With the U.S. Customs Reauthorization bill having been recently signed into law, and the European Union (EU) preparing for the pending implementation of the changes to the Union Customs Code (UCC) this year, USCIB worked with Deloitte to put together a roundtable discussion about current issues facing transatlantic trade in the Customs space.
The event, titled “Strengthening Customs Efficiencies to Facilitate Trade and Investment: Current Dynamics Shaping Customs in the U.S. and the EU,” took place on the morning of February 17 at the Washington, D.C. offices of USCIB member General Electric. The off the record roundtable brought together business, government and other key stakeholder groups for an informal discussion on some of the key dynamics shaping customs policy in the U.S. and the EU and their impact on helping drive forward a strong and integrated transatlantic economy.

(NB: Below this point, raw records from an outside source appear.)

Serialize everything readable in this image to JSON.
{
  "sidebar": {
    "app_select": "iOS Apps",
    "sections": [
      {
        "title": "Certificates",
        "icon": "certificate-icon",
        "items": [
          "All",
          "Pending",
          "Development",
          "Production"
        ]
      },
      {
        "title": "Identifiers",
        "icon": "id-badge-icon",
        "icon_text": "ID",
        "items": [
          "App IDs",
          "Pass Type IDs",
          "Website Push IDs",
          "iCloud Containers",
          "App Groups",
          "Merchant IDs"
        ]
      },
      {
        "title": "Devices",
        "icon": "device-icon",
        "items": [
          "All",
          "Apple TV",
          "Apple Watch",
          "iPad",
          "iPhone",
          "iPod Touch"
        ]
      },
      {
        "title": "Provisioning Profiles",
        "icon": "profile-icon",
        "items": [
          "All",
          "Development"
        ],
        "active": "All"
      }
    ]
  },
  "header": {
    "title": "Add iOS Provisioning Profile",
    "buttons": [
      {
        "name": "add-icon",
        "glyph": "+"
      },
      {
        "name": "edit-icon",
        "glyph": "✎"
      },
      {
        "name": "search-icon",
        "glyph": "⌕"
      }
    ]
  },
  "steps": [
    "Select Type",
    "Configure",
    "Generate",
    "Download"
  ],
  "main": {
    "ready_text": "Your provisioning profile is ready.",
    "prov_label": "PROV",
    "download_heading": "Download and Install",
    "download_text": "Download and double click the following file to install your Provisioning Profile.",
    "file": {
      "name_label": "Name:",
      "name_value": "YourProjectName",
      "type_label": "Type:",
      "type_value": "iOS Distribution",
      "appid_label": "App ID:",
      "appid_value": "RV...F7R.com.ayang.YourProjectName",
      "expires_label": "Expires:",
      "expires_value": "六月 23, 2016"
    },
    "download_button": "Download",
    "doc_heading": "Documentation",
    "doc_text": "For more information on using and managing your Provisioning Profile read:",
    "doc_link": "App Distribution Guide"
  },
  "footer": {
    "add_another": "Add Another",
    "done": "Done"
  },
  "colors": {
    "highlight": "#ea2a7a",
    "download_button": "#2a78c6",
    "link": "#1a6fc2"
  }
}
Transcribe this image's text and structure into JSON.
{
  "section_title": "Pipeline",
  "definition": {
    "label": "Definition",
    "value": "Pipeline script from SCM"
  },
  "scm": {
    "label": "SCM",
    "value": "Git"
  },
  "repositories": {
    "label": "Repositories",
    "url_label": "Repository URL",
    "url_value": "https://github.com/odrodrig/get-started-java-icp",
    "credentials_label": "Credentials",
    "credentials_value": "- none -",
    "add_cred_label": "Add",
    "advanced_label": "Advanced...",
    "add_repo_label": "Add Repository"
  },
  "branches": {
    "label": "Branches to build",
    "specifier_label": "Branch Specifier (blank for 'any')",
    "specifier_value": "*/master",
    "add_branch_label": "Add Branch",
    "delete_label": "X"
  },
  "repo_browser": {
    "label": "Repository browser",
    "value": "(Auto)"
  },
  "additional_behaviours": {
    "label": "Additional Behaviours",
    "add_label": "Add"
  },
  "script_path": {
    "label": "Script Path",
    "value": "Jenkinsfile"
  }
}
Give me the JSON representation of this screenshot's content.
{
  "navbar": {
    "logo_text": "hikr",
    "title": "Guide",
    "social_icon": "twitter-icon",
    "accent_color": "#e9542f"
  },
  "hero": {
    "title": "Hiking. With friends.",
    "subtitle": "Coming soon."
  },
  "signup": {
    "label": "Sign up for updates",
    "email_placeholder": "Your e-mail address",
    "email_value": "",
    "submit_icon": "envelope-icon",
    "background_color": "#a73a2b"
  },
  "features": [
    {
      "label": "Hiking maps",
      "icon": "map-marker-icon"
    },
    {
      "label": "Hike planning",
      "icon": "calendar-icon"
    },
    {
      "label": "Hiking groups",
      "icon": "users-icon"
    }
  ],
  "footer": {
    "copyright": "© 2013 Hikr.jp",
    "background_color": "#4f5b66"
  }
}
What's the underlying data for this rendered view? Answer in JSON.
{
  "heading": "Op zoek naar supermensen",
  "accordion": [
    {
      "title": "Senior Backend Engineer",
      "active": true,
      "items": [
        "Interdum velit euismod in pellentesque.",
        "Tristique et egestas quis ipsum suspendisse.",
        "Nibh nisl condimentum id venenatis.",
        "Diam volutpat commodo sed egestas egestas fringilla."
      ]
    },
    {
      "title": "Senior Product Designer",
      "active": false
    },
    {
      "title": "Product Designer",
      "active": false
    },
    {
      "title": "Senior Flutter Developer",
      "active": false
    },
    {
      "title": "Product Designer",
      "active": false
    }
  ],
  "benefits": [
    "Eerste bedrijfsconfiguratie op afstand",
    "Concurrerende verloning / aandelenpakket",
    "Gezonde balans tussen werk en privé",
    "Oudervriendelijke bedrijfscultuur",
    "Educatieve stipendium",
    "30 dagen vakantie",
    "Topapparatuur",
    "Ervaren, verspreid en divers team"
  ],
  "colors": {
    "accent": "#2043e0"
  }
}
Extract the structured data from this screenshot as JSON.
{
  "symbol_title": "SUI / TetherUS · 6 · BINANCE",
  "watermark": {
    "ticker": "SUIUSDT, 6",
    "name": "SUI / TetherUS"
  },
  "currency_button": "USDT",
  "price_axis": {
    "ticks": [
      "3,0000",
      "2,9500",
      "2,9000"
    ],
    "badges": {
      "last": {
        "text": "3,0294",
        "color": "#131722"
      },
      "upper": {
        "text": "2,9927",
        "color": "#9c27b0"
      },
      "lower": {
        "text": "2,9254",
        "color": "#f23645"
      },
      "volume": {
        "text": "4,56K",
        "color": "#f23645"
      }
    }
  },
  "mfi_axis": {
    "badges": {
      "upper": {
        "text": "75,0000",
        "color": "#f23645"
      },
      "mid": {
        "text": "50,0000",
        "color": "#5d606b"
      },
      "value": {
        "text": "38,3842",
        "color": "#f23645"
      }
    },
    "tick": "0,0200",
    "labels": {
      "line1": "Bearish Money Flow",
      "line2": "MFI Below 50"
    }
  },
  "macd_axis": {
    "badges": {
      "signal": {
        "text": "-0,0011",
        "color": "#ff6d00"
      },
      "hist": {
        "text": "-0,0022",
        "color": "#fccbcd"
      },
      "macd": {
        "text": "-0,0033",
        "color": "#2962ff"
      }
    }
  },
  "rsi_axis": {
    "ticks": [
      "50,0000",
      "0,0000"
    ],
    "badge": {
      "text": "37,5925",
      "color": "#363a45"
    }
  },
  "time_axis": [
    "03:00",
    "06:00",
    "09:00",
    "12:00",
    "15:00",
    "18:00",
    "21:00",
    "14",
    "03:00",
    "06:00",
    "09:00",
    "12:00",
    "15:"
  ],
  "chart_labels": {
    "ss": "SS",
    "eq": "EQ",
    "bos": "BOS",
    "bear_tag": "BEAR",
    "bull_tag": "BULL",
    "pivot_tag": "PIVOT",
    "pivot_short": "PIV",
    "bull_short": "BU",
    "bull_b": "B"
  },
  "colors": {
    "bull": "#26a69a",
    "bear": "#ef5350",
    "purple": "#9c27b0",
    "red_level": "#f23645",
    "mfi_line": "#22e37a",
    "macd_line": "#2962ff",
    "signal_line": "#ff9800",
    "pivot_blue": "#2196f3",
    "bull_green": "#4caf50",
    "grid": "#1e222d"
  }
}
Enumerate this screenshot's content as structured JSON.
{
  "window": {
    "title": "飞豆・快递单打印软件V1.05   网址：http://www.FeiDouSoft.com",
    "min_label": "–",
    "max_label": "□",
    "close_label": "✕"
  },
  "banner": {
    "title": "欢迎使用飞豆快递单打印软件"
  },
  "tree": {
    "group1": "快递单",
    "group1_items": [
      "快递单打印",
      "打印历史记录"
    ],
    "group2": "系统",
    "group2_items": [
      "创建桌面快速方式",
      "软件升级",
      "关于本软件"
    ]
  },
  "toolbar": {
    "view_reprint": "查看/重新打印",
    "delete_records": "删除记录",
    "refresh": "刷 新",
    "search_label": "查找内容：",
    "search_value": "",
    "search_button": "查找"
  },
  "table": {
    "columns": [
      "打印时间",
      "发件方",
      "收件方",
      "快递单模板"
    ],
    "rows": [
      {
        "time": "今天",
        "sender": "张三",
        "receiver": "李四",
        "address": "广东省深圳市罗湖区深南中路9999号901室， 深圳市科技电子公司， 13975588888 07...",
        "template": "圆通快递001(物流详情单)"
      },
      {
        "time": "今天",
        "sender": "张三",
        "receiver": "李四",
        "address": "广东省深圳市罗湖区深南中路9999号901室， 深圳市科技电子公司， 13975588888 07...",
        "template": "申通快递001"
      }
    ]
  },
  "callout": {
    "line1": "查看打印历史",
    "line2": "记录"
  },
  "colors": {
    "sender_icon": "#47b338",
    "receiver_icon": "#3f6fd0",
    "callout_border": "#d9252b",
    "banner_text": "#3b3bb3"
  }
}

Speakers at the roundtable will included Jerry Cook (HanesBrands) Chair of the USCIB Customs Committee; Fernand Rutten (Deloitte) who briefed the committee on the UCC last month; Nasim Delami Fussell, Trade Counsel, House Ways and Means Subcommittee on Trade, and Christina Kopitopolous, Director, Customs and Trade Affairs, WTO and Multilateral Affairs Office, USTR. USCIB Director of Customs and Trade Facilitation Megan Giblin moderated the roundtable discussion.
“This was a very timely discussion that explored the opportunities and challenges in dealing with customs fit for the 21st century,” said Giblin. “The transatlantic voice has much to offer in helping shale a way forward.”
Participants talked about how the United States and the EU are working to streamline customs rules and regulations that are more appropriate for today’s global and digital marketplace. They addressed how such customs developments are aligning – or not – with the Trans-Atlantic Trade and Investment Partnership negotiations, the World Trade Organization Trade Facilitation Agreement and other trade liberalization initiatives to further integrate both economies.